Livingstone Cardigan, again, sniped from the ravelry page

The other pattern I fell in love with is the Livingstone Cardigan by Amy Miller. It’s chunky, with a deep shawl collar, and little toggle clasps. Basically, I love how it looks! The only thing I’m not so fond of is the chunky-ness. I’m afraid that because it’s so thick it will be way too warm to wear inside. But never fear- I have a solution! A couple years ago I made a cardigan with Cascade Eco that really does not fit…and probably needs to be frogged! Frogged! FROGGED! Online, people seem to alternate using Eco either as a worsted (with a denser fabric) or a more lofty chunky. I think this just might work. Stay tuned.

Sweater Saga part…whatever

Standard

So, Sunday afternoon I pulled out the sweater one more time, and I noticed something. Can you tell?

Can you tell???

Yes, that’s it- the two button bands don’t match. The first one I did is about an inch longer than the other one. When I made them, I tried to stop as soon as I got to the decreases for the V-Neck, but apparently I missed the first one and just kept picking up stitches. Whoops.

there it is!

So, I ripped. It was glorious! Well, maybe not glorious. It was more…cathartic. And sad.

It's GONE!

And then I had some much-needed comedic relief. (You have no idea how long it took me to figure out how to do this. WordPress wouldn’t just let me copy/paste the embed code; I had to use this other one that I found by searching the forums…it was quite the conundrum.) (Also, can I just say how much I love Alec Baldwin? The cold open was SPECTACULAR!!! Although my roommate wishes they had revived the now-famous shweddy balls sketch…)

And, 45 minutes later, I ended up with a much better button band.

Finally...pretty even.
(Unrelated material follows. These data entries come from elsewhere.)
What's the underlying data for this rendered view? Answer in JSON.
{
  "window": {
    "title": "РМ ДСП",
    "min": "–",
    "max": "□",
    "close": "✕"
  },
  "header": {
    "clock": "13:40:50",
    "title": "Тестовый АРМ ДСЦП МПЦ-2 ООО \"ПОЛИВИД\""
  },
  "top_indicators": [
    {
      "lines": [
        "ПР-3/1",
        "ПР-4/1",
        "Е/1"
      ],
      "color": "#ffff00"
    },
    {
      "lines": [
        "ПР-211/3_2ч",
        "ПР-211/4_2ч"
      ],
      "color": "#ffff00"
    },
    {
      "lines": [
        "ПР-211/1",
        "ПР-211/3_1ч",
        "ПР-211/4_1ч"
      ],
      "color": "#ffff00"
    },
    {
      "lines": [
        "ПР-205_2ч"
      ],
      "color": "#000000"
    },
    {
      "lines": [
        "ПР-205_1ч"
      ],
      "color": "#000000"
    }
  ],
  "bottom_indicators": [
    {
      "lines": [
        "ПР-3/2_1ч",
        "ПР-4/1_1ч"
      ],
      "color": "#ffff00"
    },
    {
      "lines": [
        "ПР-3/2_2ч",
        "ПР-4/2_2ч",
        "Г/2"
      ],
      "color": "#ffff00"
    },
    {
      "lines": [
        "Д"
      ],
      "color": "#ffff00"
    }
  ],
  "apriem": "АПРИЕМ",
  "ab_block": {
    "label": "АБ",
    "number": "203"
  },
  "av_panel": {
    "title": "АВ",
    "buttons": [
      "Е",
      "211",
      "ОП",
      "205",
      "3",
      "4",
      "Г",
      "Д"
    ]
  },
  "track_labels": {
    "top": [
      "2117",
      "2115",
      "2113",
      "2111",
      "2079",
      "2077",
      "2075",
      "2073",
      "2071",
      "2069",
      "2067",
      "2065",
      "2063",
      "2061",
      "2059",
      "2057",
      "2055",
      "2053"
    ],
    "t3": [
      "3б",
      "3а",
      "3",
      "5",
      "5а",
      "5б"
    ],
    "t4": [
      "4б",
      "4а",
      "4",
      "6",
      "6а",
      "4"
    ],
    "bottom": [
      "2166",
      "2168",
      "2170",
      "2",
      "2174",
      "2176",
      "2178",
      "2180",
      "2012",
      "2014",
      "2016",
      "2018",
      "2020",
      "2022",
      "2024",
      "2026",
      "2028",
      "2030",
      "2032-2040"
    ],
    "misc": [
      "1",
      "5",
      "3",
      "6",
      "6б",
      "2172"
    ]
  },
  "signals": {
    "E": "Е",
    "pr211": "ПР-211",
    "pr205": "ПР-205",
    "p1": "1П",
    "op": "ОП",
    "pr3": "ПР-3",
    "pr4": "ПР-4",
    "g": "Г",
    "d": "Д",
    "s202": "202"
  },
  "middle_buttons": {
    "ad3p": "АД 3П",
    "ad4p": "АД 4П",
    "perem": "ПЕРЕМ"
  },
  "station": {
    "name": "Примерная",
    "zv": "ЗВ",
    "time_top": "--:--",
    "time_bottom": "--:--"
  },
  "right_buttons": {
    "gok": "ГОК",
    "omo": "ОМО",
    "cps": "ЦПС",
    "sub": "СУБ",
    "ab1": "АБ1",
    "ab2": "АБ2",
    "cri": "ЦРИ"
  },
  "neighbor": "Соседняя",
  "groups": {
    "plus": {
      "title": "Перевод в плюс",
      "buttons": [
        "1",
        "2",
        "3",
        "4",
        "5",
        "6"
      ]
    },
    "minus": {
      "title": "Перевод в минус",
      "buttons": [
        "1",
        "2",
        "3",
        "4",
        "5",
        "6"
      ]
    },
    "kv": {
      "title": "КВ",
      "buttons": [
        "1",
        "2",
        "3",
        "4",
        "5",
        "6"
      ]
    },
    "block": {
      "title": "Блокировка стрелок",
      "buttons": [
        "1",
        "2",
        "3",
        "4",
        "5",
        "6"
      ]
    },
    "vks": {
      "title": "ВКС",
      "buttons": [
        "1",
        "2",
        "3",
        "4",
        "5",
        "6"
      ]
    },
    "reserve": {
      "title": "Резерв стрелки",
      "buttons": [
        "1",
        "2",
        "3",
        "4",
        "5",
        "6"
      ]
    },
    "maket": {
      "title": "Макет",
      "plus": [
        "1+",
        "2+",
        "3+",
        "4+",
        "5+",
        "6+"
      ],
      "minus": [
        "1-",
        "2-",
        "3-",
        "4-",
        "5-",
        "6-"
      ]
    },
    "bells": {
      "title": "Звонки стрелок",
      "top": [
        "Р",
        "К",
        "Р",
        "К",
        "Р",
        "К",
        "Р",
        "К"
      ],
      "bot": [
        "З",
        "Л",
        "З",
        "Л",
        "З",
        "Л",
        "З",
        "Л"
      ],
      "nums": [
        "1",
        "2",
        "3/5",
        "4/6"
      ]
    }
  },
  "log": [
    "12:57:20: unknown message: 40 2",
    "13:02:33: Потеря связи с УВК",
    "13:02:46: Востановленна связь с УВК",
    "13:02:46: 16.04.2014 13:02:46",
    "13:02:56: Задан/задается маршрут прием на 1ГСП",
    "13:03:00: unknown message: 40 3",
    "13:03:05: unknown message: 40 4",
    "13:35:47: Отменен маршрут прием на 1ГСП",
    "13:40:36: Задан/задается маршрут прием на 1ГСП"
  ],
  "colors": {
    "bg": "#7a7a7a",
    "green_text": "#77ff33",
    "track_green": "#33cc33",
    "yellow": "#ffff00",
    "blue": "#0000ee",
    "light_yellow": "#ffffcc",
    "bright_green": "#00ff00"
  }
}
Unfortunately, today I tried to play around with the collar. I think I got something I like, but I’ve run out of yarn with maybe 5-10ish more rows to go. I won’t be able to hit the knitting store until Wed., but I’ll make sure to keep you updated on whatever I figure out!